It’s too early to claim that this partnership framework is the perfect and enduring framework for how the CI ­sectors work with government. There are real cultural differences in how government and the private sector work.

However, some success has already been achieved, for example, in developing the NIPP and Sector-Specific Plans, planning for pandemic influenza, and implementing an emergency notification ­system for DHS with the CI sectors. Great potential exists for the sectors to further understand each other’s interdependencies and develop solutions that will optimize recovery across the sectors and minimize the impact on public health and safety and the economy. The result will be an ever-increasing level of resilience for all the critical infrastructures.

Could the U.S. Framework Work in Canada? In general, we can apply the concepts behind the U.S. model directly in Canada. Some Canadian entities are already involved in the U.S. initiatives because many CIs such as electricity, oil and natural gas, dams and information technology are multi-national or have cross-border interests.

In many ways, it should be easier to establish a partnership framework in Canada: with fewer stakeholders, coordination and outreach would be simplified; Canada does not have legal barriers ­similar to the U.S. Federal Advisory Committee Act; and, when common goals are agreed, Canadians can find pragmatic solutions that are less resource-intensive or bureaucratic.

The Way Forward: Leadership with Substance
For their part, the sectors have an interest in supporting the development of a partnership with government on CI matters from both a business and public interest perspective. And government has an opportunity to demonstrate leadership through commitment and action to:
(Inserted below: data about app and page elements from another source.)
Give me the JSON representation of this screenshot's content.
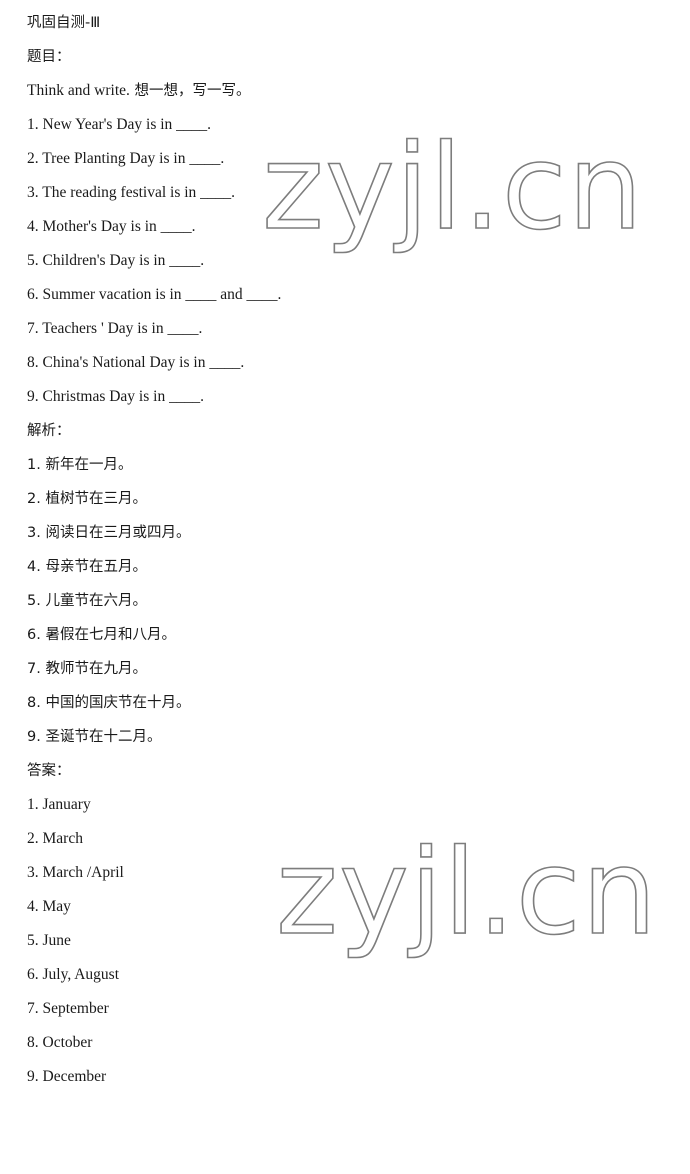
{
  "document": {
    "title": "巩固自测-Ⅲ",
    "watermark": "zyjl.cn",
    "watermark_color": "#7d7d7d"
  },
  "sections": {
    "questions_heading": "题目：",
    "analysis_heading": "解析：",
    "answers_heading": "答案："
  },
  "prompt": {
    "english": "Think and write.",
    "chinese": "想一想，写一写。"
  },
  "questions": [
    "1. New Year's Day is in ____.",
    "2. Tree Planting Day is in ____.",
    "3. The reading festival is in ____.",
    "4. Mother's Day is in ____.",
    "5. Children's Day is in ____.",
    "6. Summer vacation is in ____ and ____.",
    "7. Teachers ' Day is in ____.",
    "8. China's National Day is in ____.",
    "9. Christmas Day is in ____."
  ],
  "analysis": [
    "1. 新年在一月。",
    "2. 植树节在三月。",
    "3. 阅读日在三月或四月。",
    "4. 母亲节在五月。",
    "5. 儿童节在六月。",
    "6. 暑假在七月和八月。",
    "7. 教师节在九月。",
    "8. 中国的国庆节在十月。",
    "9. 圣诞节在十二月。"
  ],
  "answers": [
    "1. January",
    "2. March",
    "3. March /April",
    "4. May",
    "5. June",
    "6. July, August",
    "7. September",
    "8. October",
    "9. December"
  ]
}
  • Provide leadership in a facilitative, rather than directive way. Recognize existing relationships within and between CI sectors, and reinforce these or build new ones by reaching out to leaders in government and industry. Clarify the roles of Public Safety Canada and other federal departments. Include the provinces as partners.
  • Gain commitment by engaging each CI and invite them to meet this challenge in collaboration with other CIs at the national level. Senior political leaders need to reach out to business leaders to describe the need for their sustained involvement and support.
  • Be ready to respond to real events. We can’t afford to be overtaken by the next crisis. Establish the means to quickly reach out to the CIs on a 24x7 basis to share threat and incident information between government and the CIs. Share and understand each other’s emergency response protocols.

What risks do we face by not acting promptly? Without a recognized partnership framework in place, government and the CI sectors will not be able to effectively coordinate efforts to ensure secure, safe and reliable critical infrastructure services. This is not only a matter of national interest – it is necessary to meet the commitments we have made with our neighbours through the Security and Prosperity Partnership of North America.

====
Stuart Brindley is the Manager of Training and Emergency Preparedness at Ontario’s Independent Electricity System Operator (IESO) and currently Chairs the U.S. Partnership for Critical Infrastructure Security.
© FrontLine Security 2007

RELATED LINKS

Comments

CLICK HERE TO COMMENT ON THIS ARTICLE